(Data records for software interfaces)
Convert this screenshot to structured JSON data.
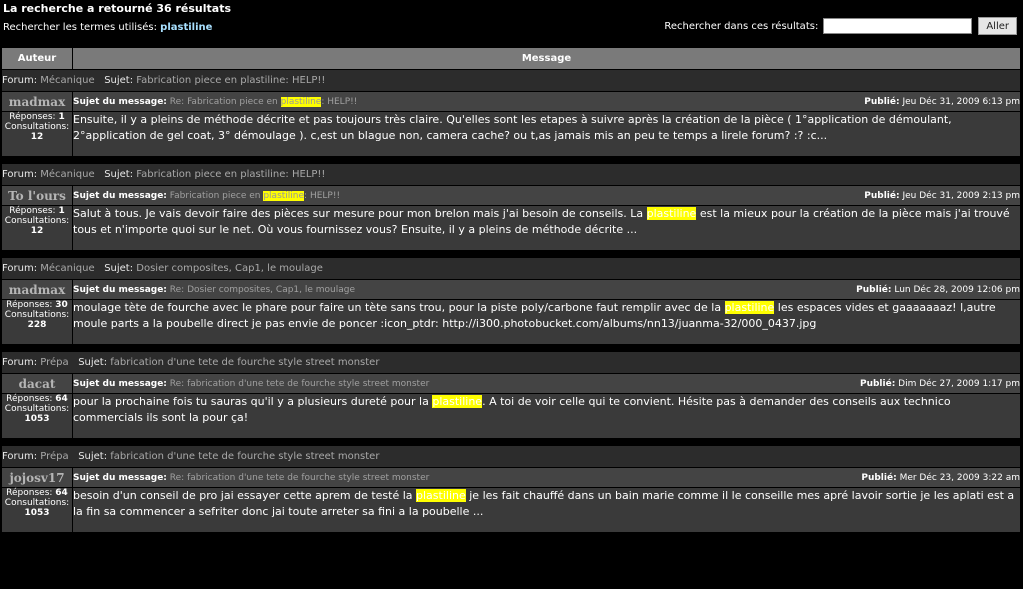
{
  "header": {
    "title": "La recherche a retourné 36 résultats",
    "terms_label": "Rechercher les termes utilisés:",
    "terms_value": "plastiline",
    "search_label": "Rechercher dans ces résultats:",
    "search_value": "",
    "go_label": "Aller"
  },
  "columns": {
    "author": "Auteur",
    "message": "Message"
  },
  "labels": {
    "forum": "Forum:",
    "sujet": "Sujet:",
    "sujet_message": "Sujet du message:",
    "publie": "Publié:",
    "reponses": "Réponses:",
    "consultations": "Consultations:"
  },
  "posts": [
    {
      "forum": "Mécanique",
      "topic": "Fabrication piece en plastiline: HELP!!",
      "author": "madmax",
      "subj_pre": "Re: Fabrication piece en ",
      "subj_hl": "plastiline",
      "subj_post": ": HELP!!",
      "date": "Jeu Déc 31, 2009 6:13 pm",
      "replies": "1",
      "views": "12",
      "msg_pre": "Ensuite, il y a pleins de méthode décrite et pas toujours très claire. Qu'elles sont les etapes à suivre après la création de la pièce ( 1°application de démoulant, 2°application de gel coat, 3° démoulage ). c,est un blague non, camera cache? ou t,as jamais mis an peu te temps a lirele forum? :? :c...",
      "msg_hl": "",
      "msg_post": ""
    },
    {
      "forum": "Mécanique",
      "topic": "Fabrication piece en plastiline: HELP!!",
      "author": "To l'ours",
      "subj_pre": "Fabrication piece en ",
      "subj_hl": "plastiline",
      "subj_post": ": HELP!!",
      "date": "Jeu Déc 31, 2009 2:13 pm",
      "replies": "1",
      "views": "12",
      "msg_pre": "Salut à tous. Je vais devoir faire des pièces sur mesure pour mon brelon mais j'ai besoin de conseils. La ",
      "msg_hl": "plastiline",
      "msg_post": " est la mieux pour la création de la pièce mais j'ai trouvé tous et n'importe quoi sur le net. Où vous fournissez vous? Ensuite, il y a pleins de méthode décrite ..."
    },
    {
      "forum": "Mécanique",
      "topic": "Dosier composites, Cap1, le moulage",
      "author": "madmax",
      "subj_pre": "Re: Dosier composites, Cap1, le moulage",
      "subj_hl": "",
      "subj_post": "",
      "date": "Lun Déc 28, 2009 12:06 pm",
      "replies": "30",
      "views": "228",
      "msg_pre": "moulage tète de fourche avec le phare pour faire un tète sans trou, pour la piste poly/carbone faut remplir avec de la ",
      "msg_hl": "plastiline",
      "msg_post": " les espaces vides et gaaaaaaaz! l,autre moule parts a la poubelle direct je pas envie de poncer :icon_ptdr: http://i300.photobucket.com/albums/nn13/juanma-32/000_0437.jpg"
    },
    {
      "forum": "Prépa",
      "topic": "fabrication d'une tete de fourche style street monster",
      "author": "dacat",
      "subj_pre": "Re: fabrication d'une tete de fourche style street monster",
      "subj_hl": "",
      "subj_post": "",
      "date": "Dim Déc 27, 2009 1:17 pm",
      "replies": "64",
      "views": "1053",
      "msg_pre": "pour la prochaine fois tu sauras qu'il y a plusieurs dureté pour la ",
      "msg_hl": "plastiline",
      "msg_post": ". A toi de voir celle qui te convient. Hésite pas à demander des conseils aux technico commercials ils sont la pour ça!"
    },
    {
      "forum": "Prépa",
      "topic": "fabrication d'une tete de fourche style street monster",
      "author": "jojosv17",
      "subj_pre": "Re: fabrication d'une tete de fourche style street monster",
      "subj_hl": "",
      "subj_post": "",
      "date": "Mer Déc 23, 2009 3:22 am",
      "replies": "64",
      "views": "1053",
      "msg_pre": "besoin d'un conseil de pro jai essayer cette aprem de testé la ",
      "msg_hl": "plastiline",
      "msg_post": " je les fait chauffé dans un bain marie comme il le conseille mes apré lavoir sortie je les aplati est a la fin sa commencer a sefriter donc jai toute arreter sa fini a la poubelle ..."
    }
  ]
}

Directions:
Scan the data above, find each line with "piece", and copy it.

Completed exercise:
      "topic": "Fabrication piece en plastiline: HELP!!",
      "subj_pre": "Re: Fabrication piece en ",
      "topic": "Fabrication piece en plastiline: HELP!!",
      "subj_pre": "Fabrication piece en ",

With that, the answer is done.